It all boils down to when you think it is better to pay taxes now or later. This will depend on your timeframe and what the future might look like.

It Is Better To Weigh Now Than Later

Although a tax deduction may seem appealing now, you need to plan ahead. Today’s tax rules allow for a 20% to 30% reduction in the amount of money you take out of a traditional 401k. Depending on your tax bracket, you may have to save more for retirement. This means you will need to save more money to pay for your retirement cash flow.

The Roth 401(k), if you are young and confident you will be making more in the future and be in a higher tax bracket, maybe a good option. Even if you are in your 40s, 50s, or 60s, the Roth option is worth considering.

Why? That could increase your tax bill–including potential taxes on Social Security benefits–and may reduce your disposable income. Higher taxable income could also increase the costs of your Medicare B premiums in retirement. It may be worth giving up tax deductions now to have tax-free withdrawals in the future.

You Can Hedge Your Bets By Using Both

There are two options when it comes down to traditional vs. Roth 401(k). The good news is that you don’t have to choose one or the other. You might be able to have both and choose where to make your contributions year by year.

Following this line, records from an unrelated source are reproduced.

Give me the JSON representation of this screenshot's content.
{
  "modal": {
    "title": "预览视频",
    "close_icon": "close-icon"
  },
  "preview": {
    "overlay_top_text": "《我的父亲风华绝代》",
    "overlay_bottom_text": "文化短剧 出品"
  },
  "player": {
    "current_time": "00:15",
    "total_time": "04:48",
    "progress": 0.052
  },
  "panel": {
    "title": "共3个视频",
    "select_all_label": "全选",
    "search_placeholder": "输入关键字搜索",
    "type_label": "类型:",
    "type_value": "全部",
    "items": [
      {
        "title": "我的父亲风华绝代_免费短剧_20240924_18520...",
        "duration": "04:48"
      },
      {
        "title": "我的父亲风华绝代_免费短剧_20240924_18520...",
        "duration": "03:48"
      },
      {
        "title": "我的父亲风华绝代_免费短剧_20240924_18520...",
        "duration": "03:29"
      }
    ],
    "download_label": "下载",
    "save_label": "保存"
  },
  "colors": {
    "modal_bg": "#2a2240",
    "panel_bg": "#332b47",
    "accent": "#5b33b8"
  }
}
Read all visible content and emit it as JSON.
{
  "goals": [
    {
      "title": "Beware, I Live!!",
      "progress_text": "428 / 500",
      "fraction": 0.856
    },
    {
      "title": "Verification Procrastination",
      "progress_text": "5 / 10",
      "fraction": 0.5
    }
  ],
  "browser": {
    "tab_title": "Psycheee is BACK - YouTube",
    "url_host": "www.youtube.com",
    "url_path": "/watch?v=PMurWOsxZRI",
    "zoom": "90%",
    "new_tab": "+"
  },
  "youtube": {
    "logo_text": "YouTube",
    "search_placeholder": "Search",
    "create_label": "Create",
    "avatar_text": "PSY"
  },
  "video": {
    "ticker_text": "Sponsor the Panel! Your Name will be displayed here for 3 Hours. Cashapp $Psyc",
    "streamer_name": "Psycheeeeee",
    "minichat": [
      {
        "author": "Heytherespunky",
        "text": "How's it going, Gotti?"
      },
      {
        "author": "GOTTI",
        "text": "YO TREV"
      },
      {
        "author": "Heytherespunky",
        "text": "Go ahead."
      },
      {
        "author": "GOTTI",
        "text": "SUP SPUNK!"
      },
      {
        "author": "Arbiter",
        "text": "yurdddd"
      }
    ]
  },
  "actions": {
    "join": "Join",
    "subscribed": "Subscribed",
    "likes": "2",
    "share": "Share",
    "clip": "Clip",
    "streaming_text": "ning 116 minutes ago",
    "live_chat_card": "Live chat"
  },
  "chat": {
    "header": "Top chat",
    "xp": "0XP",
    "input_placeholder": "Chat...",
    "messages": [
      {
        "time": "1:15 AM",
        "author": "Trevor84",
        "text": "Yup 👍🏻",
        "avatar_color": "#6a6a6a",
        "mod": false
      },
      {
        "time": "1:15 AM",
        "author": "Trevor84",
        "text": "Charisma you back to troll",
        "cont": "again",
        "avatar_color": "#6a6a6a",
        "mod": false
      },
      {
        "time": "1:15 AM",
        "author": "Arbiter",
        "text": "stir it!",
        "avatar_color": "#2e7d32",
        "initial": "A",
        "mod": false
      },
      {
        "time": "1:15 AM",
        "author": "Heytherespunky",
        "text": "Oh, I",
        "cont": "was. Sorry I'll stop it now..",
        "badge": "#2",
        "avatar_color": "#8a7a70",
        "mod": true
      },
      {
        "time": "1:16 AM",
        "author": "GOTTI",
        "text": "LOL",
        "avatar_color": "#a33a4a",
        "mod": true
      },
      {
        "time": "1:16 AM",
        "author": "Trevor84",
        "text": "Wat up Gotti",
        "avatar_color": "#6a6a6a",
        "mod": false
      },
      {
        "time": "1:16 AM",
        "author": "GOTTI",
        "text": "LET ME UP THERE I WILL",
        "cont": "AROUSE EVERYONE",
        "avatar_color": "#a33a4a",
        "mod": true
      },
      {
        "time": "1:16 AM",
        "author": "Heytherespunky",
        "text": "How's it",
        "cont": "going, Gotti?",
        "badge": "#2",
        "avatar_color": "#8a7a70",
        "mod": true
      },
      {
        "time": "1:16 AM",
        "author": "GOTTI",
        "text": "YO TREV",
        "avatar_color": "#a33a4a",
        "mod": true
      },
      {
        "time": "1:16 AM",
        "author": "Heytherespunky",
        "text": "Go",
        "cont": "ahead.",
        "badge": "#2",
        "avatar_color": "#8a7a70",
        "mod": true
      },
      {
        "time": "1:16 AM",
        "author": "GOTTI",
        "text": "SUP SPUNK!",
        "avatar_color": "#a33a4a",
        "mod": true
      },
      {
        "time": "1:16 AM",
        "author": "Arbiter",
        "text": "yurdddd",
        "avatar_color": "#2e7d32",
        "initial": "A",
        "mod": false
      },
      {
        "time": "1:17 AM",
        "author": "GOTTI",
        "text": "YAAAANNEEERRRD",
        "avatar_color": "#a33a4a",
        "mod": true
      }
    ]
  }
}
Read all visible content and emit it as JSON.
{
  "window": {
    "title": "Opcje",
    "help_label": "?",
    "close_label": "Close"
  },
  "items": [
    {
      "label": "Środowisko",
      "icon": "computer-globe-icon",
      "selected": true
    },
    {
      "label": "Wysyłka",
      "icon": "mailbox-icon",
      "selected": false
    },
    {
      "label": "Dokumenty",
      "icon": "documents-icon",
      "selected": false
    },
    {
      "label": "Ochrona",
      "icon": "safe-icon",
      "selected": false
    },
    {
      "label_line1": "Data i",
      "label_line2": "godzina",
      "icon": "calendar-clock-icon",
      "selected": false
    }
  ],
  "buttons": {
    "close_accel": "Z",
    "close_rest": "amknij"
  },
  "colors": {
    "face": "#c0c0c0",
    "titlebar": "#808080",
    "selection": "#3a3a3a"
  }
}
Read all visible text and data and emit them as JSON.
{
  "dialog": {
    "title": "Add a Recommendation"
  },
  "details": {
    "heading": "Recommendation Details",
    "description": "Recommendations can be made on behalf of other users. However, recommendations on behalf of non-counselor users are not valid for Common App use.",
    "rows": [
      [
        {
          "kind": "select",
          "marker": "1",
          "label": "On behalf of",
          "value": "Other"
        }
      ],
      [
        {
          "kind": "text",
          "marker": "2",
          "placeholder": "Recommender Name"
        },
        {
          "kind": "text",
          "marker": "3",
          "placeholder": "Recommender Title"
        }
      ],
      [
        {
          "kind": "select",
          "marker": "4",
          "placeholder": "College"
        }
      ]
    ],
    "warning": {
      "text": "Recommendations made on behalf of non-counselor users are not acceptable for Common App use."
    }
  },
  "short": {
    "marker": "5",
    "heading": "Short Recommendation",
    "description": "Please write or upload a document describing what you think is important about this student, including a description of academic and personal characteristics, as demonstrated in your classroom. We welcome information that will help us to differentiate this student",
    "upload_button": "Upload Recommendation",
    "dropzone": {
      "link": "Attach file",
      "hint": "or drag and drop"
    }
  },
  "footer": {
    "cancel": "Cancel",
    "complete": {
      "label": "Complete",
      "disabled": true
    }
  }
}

You may be allowed to split your contributions between both accounts if your employer has a plan. You can contribute up to $19,000. to a 401(k) in 2020. You can also add $6,500 to your 401(k) if you are 50 years old or older. You could, for instance, decide to invest $9,750 into your Roth and your traditional 401K in 2020.

A Few More Thoughts

Unless you are still employed by the employer, a Roth 401k is just like a traditional 401k. Individuals who are not yet 70 1/2 years old or older can now take an initial RMD at 72.

It’s possible to eliminate that requirement by rolling over your Roth 401(k) into a Roth IRA. Before you make this decision, consider other factors like fees, legal protection, and loan provisions.

If you’re thinking even farther ahead to estate planning, inheriting money in a Roth could be good news for your heirs because provided the Roth 401(k) is at least 5 years old, they wouldn’t have to pay income taxes on the distributions from an inherited Roth.

It’s wonderful that you have options. The best option may be to choose to invest in both types. You are already saving and planning for retirement, regardless of what you choose. That’s the best decision.

This post was written by All Seasons Wealth. At All Seasons Wealth, we provide expert advice and emphasize the importance of creating in-house portfolios to personalize your strategy for asset management, financial planning, and cash management. We utilize research and perform market analysis to provide you with the top financial advisors in Tampa. No matter your needs, we can work with you to develop a consulting solution tailored to you.

Any opinions are those of All Seasons Wealth and not necessarily those of RJFS or Raymond James. Investing involves risk and you may incur a profit or loss regardless of the strategy selected. Investing involves risk and you may incur a profit or loss regardless of the strategy selected. Every investor’s situation is unique and you should consider your investment goals, risk tolerance, and time horizon before making any investment. Past performance may not be indicative of future results.